Task | Going through the listing below, tally the lines that contain the word "meta" and give only that figure.

Supplied data |
--------------------
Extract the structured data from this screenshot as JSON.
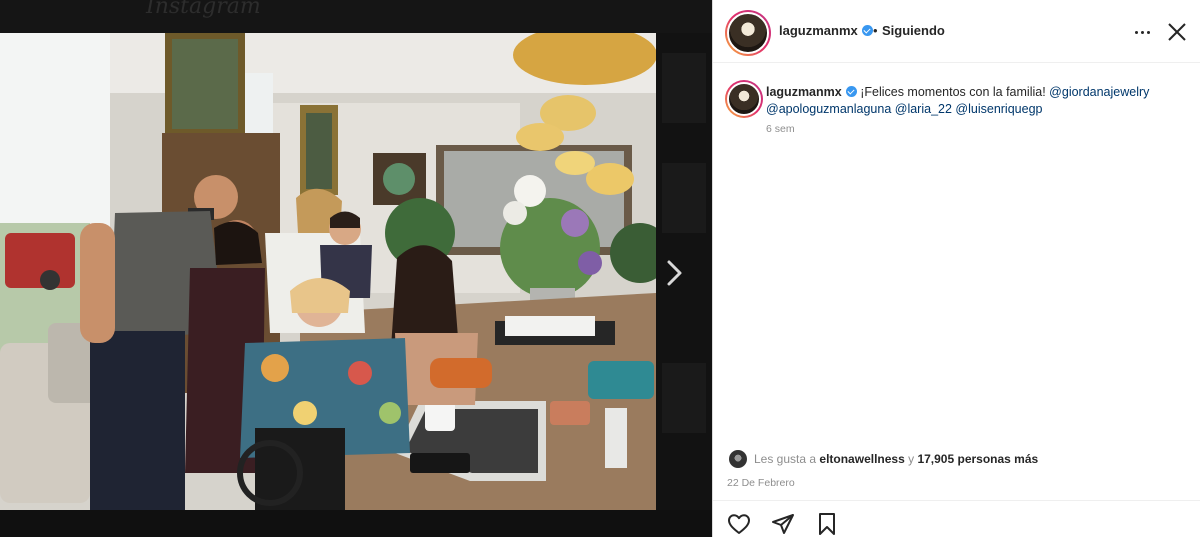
{
  "background": {
    "logo_text": "Instagram"
  },
  "post": {
    "username": "laguzmanmx",
    "separator": "•",
    "follow_status": "Siguiendo",
    "caption": {
      "username": "laguzmanmx",
      "text": "¡Felices momentos con la familia!",
      "mentions": [
        "@giordanajewelry",
        "@apologuzmanlaguna",
        "@laria_22",
        "@luisenriquegp"
      ]
    },
    "time_ago": "6 sem",
    "likes": {
      "prefix": "Les gusta a",
      "user": "eltonawellness",
      "middle": "y",
      "count": "17,905 personas más"
    },
    "date": "22 De Febrero"
  },
  "icons": {
    "verified": "verified-badge-icon",
    "more": "more-options-icon",
    "close": "close-icon",
    "next": "chevron-right-icon",
    "like": "heart-icon",
    "comment": "comment-icon",
    "share": "paper-plane-icon",
    "save": "bookmark-icon"
  },
  "colors": {
    "verified": "#3897f0",
    "mention": "#00376b",
    "text": "#262626",
    "muted": "#8e8e8e"
  }
}
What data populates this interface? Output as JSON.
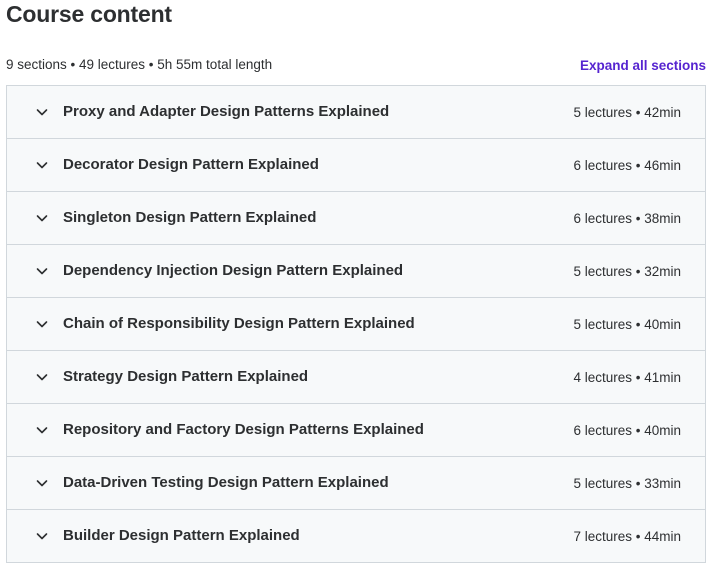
{
  "header": {
    "title": "Course content",
    "summary": "9 sections • 49 lectures • 5h 55m total length",
    "expand_all_label": "Expand all sections"
  },
  "sections": [
    {
      "title": "Proxy and Adapter Design Patterns Explained",
      "meta": "5 lectures • 42min"
    },
    {
      "title": "Decorator Design Pattern Explained",
      "meta": "6 lectures • 46min"
    },
    {
      "title": "Singleton Design Pattern Explained",
      "meta": "6 lectures • 38min"
    },
    {
      "title": "Dependency Injection Design Pattern Explained",
      "meta": "5 lectures • 32min"
    },
    {
      "title": "Chain of Responsibility Design Pattern Explained",
      "meta": "5 lectures • 40min"
    },
    {
      "title": "Strategy Design Pattern Explained",
      "meta": "4 lectures • 41min"
    },
    {
      "title": "Repository and Factory Design Patterns Explained",
      "meta": "6 lectures • 40min"
    },
    {
      "title": "Data-Driven Testing Design Pattern Explained",
      "meta": "5 lectures • 33min"
    },
    {
      "title": "Builder Design Pattern Explained",
      "meta": "7 lectures • 44min"
    }
  ],
  "icons": {
    "section_toggle": "chevron-down-icon"
  },
  "colors": {
    "accent": "#5624d0",
    "section_bg": "#f7f9fa",
    "border": "#d1d7dc",
    "text": "#2d2f31"
  }
}
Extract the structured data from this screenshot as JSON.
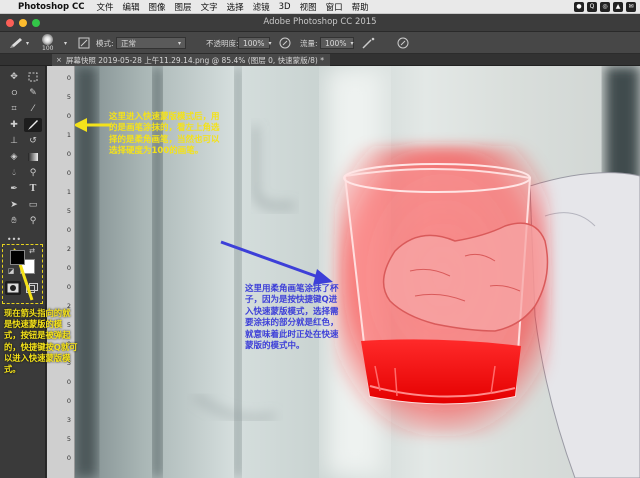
{
  "menubar": {
    "app_name": "Photoshop CC",
    "items": [
      "文件",
      "编辑",
      "图像",
      "图层",
      "文字",
      "选择",
      "滤镜",
      "3D",
      "视图",
      "窗口",
      "帮助"
    ]
  },
  "window": {
    "title": "Adobe Photoshop CC 2015"
  },
  "options": {
    "brush_size": "100",
    "mode_label": "模式:",
    "mode_value": "正常",
    "opacity_label": "不透明度:",
    "opacity_value": "100%",
    "flow_label": "流量:",
    "flow_value": "100%"
  },
  "tab": {
    "title": "屏幕快照 2019-05-28 上午11.29.14.png @ 85.4% (图层 0, 快速蒙版/8) *",
    "close": "×"
  },
  "ruler": {
    "marks": [
      "0",
      "5",
      "0",
      "1",
      "0",
      "0",
      "1",
      "5",
      "0",
      "2",
      "0",
      "0",
      "2",
      "5",
      "0",
      "3",
      "0",
      "0",
      "3",
      "5",
      "0"
    ]
  },
  "annotations": {
    "top": "这里进入快速蒙版模式后，用的是画笔涂抹的，看左上角选择的是柔角画笔，当然也可以选择硬度为100的画笔。",
    "left": "现在箭头指向的就是快速蒙版的模式，按钮是被弹起的，快捷键按Q就可以进入快速蒙版模式。",
    "middle": "这里用柔角画笔涂抹了杯子，因为是按快捷键Q进入快速蒙版模式，选择需要涂抹的部分就是红色，就意味着此时正处在快速蒙版的模式中。"
  },
  "colors": {
    "annotation_yellow": "#f4e21a",
    "annotation_blue": "#3d3fd8",
    "mask_red": "#ff2020",
    "highlight_box": "#e6d21e"
  },
  "icons": {
    "move": "move-icon",
    "marquee": "marquee-icon",
    "lasso": "lasso-icon",
    "crop": "crop-icon",
    "brush": "brush-icon",
    "eraser": "eraser-icon",
    "pen": "pen-icon",
    "text": "text-icon",
    "hand": "hand-icon",
    "zoom": "zoom-icon",
    "quick_mask": "quick-mask-icon",
    "screen_mode": "screen-mode-icon"
  }
}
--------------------
Answer for this exercise | 9